We zipped past headquarters to a new refuge endeavor, Warbler Vista, a wooden observation stand in the making. The contracted carpenters grinned as we looked at the progress. I followed Chuck down the nearby slope on a trail recently constructed through junipers. Somewhere, we heard the familiar refrain of a Golden-cheeked Warbler. We located the songster with little difficulty. A different song came out of the junipers further down the slope. Chuck announced that we were hearing song “B,” a song I would not have recognized. Again, we located the male, and I watched it sing.
During the drive between tracts I learned that Chuck, who said he was “a 60s surfer-guy from Orange County, California,” worked in the field with Joe Marshall on Botteri’s Sparrows and knew my former next-door office mate, Roger Clapp. We stopped on the return to headquarters at a private residence drive where Chuck showed me a plant he discovered in 1989. The small whip of greenery known as Croton alabamensis var, texensis is a variety of Alabama Croton, a rare shrub confined to none other than Alabama. I thought he was kidding when he laughingly called it the Texabama Croton, but that seems to be its “official” English name.
Failing to negotiate Chuck’s direction to the city center of Austin, I had to back track to find the Town Lake area. Monk Parakeets had nested in the area. I found an old nest heaped over a flood light of a ballpark. The nest and the clean ground below suggested it had been abandoned for considerable time. A passerby, curious about my binoculared attire, asked what I was looking for, and then commented he had seen the birds a week earlier. I searched for an hour before giving up and threading my way to the southern side of the city. Road construction in Austin, as in many rapidly growing cities, offers many unique opportunities for getting lost. As I rushed from light to rush hour light, I wondered why people often underestimate how much travel time is needed to go from A to B. I still do not understand how anyone but perhaps a lead-footed local resident could travel from Austin to the headquarters of Balcones refuge in 45 minutes. I also lamented the fact that so many people, excluding Chuck, have lost the ability to give proper directions, who do not know north from south or names of roads. Linda and I were becoming sadly aware that asking most people under 30 was asking for frustration. Then, we met a birder who planned to be in southern Oregon and was looking for Mountain Quail. We, I hope, told him correctly how to find a remote covey not far from our home. My only difficult time with bad direction in the 60s was trying to drive to Sapsucker Woods at Cornell University. Of course, there was a more recent encounter with a Boston police officer.
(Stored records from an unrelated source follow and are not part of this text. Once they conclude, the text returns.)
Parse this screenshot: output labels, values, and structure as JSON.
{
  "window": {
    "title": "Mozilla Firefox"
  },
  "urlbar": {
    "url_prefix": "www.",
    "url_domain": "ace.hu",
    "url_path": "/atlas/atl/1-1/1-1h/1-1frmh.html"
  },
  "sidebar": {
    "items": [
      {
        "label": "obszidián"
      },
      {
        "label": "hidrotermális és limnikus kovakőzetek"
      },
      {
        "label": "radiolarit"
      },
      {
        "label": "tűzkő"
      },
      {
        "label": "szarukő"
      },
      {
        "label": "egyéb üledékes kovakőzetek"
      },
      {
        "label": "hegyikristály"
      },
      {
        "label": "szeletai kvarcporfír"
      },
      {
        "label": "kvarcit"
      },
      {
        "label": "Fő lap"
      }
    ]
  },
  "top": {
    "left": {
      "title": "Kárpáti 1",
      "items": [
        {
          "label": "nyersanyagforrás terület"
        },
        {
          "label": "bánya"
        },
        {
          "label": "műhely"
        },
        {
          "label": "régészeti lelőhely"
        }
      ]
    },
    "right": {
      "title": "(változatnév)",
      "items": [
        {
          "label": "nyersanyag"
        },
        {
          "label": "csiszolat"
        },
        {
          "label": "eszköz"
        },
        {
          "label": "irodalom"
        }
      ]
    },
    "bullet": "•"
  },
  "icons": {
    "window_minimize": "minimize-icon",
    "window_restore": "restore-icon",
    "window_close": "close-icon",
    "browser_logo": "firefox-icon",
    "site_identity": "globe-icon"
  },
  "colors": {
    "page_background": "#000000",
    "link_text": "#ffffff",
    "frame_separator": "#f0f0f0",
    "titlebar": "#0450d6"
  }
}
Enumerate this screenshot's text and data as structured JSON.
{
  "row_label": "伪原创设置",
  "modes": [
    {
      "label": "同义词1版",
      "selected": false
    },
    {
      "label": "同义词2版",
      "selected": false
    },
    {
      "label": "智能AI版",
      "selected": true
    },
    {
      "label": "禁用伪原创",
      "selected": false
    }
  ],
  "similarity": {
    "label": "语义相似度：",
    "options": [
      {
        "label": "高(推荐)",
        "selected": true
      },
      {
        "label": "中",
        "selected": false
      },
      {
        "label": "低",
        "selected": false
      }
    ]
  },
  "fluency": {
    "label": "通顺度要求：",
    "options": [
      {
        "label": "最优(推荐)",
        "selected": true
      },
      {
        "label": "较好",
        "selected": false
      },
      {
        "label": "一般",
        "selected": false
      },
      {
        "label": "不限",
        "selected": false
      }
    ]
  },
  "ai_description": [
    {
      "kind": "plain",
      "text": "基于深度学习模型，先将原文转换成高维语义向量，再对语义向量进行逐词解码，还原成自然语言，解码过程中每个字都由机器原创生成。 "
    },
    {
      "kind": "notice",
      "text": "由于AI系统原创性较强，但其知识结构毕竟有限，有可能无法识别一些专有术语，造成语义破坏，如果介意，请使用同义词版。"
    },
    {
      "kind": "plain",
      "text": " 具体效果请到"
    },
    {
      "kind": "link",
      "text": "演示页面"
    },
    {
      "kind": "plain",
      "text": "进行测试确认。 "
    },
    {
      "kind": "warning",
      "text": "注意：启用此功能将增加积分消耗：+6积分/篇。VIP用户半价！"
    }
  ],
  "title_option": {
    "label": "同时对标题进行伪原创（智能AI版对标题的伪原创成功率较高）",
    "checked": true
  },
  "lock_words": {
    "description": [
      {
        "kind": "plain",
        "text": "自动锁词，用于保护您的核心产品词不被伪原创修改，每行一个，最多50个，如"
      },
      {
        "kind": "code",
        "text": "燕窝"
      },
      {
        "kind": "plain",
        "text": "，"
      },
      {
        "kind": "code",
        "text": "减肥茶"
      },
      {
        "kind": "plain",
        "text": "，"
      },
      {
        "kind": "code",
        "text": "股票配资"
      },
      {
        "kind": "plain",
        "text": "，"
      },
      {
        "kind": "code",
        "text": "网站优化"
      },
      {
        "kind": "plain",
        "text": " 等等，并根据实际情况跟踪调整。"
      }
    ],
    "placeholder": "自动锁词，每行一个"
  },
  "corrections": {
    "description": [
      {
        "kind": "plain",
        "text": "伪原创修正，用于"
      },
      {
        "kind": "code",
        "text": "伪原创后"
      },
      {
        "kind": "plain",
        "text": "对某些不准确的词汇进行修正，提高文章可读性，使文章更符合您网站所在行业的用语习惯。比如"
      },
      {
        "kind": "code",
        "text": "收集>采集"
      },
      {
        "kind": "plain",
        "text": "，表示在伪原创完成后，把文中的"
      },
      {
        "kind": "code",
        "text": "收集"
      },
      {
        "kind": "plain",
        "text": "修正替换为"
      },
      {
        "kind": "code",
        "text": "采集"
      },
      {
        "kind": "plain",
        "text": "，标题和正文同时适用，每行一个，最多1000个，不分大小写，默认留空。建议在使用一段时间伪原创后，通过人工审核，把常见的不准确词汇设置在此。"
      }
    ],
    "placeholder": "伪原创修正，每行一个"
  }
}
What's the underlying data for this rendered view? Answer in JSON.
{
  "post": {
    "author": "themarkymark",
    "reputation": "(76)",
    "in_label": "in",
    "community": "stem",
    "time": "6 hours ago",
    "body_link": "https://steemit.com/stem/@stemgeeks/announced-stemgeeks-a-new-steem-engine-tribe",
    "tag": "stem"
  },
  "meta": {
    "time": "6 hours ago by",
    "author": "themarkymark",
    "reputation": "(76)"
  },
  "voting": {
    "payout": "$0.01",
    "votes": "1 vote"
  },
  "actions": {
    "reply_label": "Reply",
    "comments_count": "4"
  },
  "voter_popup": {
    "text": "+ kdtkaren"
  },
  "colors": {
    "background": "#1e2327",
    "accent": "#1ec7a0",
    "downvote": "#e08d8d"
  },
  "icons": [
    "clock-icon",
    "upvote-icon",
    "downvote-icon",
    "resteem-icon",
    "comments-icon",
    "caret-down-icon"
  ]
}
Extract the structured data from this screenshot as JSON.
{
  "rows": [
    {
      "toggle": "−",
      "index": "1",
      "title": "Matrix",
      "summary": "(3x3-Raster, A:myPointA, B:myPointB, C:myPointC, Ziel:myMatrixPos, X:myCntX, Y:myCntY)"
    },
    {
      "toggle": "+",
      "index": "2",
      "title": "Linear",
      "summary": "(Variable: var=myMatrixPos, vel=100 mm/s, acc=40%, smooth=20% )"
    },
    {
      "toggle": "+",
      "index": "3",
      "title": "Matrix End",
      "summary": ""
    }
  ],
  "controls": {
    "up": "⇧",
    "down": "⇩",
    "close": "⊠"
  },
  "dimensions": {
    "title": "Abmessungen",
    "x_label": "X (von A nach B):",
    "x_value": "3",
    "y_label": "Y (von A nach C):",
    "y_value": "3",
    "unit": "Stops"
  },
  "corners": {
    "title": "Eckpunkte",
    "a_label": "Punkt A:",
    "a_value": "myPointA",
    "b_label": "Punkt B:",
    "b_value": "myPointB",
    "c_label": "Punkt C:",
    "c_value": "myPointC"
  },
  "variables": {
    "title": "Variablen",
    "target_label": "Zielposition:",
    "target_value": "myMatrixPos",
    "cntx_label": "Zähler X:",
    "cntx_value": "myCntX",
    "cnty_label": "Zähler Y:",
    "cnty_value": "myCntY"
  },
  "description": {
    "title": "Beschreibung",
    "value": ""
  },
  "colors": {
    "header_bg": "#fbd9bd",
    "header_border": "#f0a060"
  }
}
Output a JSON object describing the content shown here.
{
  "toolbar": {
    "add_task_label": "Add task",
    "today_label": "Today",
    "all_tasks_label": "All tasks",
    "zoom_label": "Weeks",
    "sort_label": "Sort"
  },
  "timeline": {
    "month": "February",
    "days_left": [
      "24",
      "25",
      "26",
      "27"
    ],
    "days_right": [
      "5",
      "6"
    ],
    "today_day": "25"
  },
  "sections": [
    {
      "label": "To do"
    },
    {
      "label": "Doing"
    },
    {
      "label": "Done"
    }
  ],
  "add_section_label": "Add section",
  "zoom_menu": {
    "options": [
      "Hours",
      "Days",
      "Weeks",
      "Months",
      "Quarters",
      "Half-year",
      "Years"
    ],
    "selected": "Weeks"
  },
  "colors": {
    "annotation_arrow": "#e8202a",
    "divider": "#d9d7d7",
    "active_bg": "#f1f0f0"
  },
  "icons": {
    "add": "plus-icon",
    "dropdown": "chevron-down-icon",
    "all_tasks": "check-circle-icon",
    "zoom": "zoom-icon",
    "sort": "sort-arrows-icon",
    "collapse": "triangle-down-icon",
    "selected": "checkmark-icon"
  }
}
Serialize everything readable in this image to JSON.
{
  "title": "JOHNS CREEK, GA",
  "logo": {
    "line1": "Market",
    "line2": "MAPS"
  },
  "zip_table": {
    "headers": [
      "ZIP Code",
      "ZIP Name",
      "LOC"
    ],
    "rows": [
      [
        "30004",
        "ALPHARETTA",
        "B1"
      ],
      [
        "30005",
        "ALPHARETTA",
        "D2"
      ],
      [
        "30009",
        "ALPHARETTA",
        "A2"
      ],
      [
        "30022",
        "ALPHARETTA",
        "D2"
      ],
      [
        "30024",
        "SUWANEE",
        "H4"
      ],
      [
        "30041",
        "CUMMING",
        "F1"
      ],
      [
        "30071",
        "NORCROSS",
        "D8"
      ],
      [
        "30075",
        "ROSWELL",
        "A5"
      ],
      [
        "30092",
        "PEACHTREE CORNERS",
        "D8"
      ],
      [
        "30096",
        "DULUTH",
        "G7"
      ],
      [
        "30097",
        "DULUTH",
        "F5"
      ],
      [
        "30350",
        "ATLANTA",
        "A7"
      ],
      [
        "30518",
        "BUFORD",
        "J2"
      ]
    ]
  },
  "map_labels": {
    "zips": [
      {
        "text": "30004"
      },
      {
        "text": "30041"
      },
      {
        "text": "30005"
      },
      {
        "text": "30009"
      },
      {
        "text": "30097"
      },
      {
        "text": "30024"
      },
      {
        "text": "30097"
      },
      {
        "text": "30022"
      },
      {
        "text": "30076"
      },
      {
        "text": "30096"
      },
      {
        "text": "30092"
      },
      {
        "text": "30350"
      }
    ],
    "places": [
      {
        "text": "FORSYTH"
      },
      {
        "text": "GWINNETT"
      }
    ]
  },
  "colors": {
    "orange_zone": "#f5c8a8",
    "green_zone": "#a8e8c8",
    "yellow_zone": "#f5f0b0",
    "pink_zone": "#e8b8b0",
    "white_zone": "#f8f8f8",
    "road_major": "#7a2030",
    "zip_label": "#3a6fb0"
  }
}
Dick Banks and I had become lost on our way to the Museum of Comparative Zoology in Cambridge, Massachusetts. I leaned out the car window and asked the officer how to I could get to Harvard University. He said, “Study hard.”